== Your instructions ==
Pick out each line in these entries that contains the string "Antes".

*** Opening of Input data ***

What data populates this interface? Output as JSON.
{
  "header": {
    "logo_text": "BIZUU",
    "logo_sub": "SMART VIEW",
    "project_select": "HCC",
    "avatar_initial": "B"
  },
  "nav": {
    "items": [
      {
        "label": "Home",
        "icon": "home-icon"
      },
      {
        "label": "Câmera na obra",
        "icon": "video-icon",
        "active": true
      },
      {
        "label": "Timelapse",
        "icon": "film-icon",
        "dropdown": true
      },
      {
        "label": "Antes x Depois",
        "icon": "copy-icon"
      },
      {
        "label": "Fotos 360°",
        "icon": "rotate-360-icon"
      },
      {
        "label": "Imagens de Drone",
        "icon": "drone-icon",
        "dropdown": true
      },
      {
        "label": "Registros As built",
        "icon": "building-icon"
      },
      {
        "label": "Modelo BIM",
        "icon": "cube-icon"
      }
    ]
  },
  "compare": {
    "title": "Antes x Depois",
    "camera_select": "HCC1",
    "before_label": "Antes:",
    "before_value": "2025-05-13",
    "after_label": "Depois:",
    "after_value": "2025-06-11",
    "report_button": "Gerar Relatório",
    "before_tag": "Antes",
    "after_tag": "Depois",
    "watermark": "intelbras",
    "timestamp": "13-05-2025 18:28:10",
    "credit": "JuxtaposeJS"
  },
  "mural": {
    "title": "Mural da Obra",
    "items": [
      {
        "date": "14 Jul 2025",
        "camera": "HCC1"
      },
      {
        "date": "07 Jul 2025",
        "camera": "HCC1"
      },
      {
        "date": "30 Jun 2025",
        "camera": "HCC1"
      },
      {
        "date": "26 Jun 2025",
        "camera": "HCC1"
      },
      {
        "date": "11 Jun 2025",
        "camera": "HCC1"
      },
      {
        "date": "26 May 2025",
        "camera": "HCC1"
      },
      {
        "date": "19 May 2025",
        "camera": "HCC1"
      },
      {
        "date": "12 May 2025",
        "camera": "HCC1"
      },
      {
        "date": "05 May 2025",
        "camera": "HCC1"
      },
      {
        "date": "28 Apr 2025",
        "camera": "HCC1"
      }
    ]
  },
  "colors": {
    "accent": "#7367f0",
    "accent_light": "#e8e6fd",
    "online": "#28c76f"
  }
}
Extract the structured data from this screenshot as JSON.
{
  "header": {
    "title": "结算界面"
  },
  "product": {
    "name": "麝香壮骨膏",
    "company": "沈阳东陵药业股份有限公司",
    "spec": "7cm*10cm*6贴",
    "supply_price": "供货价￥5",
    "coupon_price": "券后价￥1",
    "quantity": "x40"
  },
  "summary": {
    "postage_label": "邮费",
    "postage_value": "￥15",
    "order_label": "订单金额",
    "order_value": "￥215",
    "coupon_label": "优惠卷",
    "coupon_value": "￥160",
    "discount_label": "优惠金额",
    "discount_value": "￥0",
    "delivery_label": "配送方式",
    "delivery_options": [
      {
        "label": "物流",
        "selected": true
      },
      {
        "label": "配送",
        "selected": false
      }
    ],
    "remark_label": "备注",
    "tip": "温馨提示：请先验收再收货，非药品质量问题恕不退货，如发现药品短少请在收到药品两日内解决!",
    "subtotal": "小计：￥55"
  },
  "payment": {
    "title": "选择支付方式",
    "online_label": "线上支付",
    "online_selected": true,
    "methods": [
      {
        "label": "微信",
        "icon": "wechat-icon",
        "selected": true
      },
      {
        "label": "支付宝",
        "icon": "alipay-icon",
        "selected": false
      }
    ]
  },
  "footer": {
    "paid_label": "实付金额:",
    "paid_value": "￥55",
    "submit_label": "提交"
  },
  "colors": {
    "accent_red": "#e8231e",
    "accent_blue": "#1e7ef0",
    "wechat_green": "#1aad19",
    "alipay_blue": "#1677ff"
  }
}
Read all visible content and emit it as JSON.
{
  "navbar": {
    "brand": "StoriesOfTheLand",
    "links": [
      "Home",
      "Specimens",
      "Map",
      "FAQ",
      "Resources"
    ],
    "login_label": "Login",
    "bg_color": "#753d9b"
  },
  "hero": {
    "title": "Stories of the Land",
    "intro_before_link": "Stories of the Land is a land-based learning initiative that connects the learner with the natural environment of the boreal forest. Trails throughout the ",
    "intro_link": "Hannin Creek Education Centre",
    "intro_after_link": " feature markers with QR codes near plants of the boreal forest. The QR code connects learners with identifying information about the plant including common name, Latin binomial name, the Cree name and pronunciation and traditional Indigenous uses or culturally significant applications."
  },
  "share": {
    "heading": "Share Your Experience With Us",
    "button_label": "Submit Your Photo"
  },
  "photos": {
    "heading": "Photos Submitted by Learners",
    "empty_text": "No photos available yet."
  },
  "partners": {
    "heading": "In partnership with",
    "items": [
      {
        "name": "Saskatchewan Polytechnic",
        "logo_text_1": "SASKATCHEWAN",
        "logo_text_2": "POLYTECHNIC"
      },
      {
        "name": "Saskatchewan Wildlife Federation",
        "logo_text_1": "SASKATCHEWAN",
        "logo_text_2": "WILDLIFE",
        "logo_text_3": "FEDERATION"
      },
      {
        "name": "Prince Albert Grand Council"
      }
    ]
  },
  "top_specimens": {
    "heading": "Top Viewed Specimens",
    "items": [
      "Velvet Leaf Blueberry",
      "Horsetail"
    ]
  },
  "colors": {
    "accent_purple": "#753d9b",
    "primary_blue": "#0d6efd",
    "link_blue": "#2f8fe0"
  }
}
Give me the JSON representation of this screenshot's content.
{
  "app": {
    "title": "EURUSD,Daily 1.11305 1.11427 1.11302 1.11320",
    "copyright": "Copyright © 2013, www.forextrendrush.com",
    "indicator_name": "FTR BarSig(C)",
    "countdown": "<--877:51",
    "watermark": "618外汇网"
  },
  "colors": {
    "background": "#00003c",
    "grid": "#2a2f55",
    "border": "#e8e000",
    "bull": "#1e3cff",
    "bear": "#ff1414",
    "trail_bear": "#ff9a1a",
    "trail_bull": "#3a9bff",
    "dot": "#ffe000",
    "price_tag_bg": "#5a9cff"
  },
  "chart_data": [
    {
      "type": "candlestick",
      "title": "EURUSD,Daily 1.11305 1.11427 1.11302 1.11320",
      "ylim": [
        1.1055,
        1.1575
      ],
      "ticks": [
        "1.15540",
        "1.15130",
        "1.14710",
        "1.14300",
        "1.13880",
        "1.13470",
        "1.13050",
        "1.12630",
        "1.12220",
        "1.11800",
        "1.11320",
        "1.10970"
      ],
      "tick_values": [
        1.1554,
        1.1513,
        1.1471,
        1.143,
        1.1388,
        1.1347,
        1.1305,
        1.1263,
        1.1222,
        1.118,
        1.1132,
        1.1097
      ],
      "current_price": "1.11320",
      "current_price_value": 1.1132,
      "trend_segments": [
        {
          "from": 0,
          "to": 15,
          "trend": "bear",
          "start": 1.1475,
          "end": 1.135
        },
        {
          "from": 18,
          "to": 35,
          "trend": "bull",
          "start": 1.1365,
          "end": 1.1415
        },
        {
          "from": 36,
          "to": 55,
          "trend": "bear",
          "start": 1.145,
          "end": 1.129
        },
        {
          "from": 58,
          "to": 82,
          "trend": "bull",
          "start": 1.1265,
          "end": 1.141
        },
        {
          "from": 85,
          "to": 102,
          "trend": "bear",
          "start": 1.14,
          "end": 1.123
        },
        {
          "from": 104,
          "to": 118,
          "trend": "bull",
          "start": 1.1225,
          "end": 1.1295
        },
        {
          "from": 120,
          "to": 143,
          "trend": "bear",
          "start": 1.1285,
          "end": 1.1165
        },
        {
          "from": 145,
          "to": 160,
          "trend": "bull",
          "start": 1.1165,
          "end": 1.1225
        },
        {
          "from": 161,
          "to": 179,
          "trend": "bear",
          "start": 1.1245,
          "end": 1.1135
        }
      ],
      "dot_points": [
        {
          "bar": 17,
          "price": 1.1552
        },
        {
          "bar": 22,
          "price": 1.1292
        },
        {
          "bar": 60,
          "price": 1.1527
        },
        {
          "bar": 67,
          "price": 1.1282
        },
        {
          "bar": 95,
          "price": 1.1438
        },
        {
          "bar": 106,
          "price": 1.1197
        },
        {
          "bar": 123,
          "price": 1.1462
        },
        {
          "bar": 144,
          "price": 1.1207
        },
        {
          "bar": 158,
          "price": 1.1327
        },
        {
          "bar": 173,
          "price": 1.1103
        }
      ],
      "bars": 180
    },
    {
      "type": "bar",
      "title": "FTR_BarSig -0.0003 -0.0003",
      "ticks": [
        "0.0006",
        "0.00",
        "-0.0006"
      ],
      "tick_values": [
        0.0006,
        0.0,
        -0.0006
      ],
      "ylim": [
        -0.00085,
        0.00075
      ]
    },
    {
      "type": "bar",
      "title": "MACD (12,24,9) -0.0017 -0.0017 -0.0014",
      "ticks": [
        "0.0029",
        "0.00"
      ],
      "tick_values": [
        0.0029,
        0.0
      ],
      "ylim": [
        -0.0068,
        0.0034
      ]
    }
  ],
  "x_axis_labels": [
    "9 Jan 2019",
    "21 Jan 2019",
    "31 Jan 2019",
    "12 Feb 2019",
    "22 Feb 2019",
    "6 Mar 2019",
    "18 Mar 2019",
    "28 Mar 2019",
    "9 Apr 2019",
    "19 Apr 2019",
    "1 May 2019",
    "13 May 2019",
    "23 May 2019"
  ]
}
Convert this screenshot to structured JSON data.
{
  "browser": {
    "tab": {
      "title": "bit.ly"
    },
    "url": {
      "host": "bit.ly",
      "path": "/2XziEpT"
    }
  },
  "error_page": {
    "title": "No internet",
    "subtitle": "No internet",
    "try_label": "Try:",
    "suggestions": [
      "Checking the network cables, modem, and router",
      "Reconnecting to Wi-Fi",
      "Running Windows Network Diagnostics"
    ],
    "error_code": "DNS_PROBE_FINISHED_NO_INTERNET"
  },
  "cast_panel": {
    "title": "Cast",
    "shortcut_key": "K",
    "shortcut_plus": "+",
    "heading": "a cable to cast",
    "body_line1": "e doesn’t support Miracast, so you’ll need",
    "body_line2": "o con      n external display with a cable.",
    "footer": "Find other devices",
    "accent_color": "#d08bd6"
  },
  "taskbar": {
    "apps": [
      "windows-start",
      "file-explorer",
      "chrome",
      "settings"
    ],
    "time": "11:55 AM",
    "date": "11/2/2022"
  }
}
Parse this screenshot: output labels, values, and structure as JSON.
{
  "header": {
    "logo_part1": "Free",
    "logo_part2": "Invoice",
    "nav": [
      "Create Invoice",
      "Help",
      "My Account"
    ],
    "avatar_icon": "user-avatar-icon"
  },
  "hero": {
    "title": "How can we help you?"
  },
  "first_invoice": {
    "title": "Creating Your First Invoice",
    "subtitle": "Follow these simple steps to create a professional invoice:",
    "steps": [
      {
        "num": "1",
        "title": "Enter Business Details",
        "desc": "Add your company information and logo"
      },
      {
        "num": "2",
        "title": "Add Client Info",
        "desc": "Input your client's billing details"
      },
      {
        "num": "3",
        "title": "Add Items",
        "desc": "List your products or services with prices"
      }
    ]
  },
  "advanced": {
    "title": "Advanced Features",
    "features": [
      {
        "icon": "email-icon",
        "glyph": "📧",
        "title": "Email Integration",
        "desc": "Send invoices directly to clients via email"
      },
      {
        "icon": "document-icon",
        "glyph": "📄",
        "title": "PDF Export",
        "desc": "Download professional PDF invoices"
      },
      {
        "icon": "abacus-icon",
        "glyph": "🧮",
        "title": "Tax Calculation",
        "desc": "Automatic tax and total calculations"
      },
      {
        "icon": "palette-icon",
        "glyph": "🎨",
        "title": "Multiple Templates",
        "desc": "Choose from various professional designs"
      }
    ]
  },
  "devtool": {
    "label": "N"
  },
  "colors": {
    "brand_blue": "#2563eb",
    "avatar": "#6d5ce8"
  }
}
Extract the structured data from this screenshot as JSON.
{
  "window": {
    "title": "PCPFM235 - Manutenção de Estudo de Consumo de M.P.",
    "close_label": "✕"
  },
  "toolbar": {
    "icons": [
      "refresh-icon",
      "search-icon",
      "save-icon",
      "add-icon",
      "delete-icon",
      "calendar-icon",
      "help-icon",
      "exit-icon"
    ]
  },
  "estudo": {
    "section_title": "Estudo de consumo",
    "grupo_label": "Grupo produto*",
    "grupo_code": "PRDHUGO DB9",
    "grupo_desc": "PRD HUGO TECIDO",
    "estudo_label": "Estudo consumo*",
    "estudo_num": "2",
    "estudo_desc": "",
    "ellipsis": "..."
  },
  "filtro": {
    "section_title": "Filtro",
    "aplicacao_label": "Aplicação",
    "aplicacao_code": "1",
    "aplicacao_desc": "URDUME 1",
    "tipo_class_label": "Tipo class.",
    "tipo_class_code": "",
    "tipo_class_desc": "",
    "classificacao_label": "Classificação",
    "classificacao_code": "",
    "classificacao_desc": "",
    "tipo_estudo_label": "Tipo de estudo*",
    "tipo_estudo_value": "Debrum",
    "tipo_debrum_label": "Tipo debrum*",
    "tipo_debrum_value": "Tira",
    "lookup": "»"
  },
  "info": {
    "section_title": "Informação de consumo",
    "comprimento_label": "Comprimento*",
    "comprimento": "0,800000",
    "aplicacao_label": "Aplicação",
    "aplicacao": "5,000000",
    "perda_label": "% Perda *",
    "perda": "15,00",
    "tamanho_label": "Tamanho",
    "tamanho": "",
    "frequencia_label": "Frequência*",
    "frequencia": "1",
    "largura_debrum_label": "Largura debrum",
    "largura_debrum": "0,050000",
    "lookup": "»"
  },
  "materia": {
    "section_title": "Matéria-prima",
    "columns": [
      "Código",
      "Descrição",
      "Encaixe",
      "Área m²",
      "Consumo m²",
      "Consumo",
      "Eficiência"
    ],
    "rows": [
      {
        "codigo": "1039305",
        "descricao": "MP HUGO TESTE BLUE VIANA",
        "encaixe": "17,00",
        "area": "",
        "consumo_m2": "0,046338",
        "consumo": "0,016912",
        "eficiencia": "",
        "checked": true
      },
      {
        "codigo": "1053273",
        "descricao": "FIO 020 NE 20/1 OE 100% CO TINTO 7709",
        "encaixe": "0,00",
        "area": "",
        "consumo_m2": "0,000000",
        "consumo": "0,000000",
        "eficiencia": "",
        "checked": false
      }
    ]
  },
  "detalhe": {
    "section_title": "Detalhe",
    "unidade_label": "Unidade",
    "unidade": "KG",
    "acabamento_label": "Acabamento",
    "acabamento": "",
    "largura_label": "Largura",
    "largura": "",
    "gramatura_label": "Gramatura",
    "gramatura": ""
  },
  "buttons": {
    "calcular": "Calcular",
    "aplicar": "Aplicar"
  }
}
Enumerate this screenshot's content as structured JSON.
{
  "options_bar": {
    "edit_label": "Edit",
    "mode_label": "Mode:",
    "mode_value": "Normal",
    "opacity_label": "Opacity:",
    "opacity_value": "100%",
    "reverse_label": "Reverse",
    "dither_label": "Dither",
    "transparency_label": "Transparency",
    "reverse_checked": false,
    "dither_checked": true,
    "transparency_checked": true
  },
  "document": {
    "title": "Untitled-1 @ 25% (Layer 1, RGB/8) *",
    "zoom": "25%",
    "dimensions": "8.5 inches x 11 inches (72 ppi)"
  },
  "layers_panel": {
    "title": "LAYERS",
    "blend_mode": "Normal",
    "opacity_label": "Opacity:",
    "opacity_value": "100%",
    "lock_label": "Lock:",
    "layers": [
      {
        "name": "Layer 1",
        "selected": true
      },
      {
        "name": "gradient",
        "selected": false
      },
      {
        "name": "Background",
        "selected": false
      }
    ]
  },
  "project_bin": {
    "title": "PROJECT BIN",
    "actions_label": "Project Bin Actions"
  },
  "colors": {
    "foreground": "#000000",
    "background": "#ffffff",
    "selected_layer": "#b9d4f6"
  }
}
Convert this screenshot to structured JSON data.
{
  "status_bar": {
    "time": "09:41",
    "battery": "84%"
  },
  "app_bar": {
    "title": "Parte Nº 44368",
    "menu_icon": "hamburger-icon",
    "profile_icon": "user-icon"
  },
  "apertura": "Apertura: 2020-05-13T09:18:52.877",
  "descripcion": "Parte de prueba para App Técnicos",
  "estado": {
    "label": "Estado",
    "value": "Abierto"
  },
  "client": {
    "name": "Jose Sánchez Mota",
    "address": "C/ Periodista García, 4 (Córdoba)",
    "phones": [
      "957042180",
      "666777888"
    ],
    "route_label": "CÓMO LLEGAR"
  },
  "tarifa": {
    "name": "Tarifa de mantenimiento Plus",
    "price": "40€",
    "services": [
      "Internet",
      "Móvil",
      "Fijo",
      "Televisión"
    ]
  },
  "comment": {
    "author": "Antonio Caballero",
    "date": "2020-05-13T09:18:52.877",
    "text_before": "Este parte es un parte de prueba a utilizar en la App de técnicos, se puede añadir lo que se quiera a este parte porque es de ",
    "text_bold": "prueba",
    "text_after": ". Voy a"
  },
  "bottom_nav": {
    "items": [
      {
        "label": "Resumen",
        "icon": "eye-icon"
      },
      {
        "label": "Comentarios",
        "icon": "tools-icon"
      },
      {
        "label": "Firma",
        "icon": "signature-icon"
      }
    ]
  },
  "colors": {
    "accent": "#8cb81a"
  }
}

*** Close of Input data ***

== Problem solution ==
        "label": "Antes x Depois",
    "title": "Antes x Depois",
    "before_label": "Antes:",
    "before_tag": "Antes",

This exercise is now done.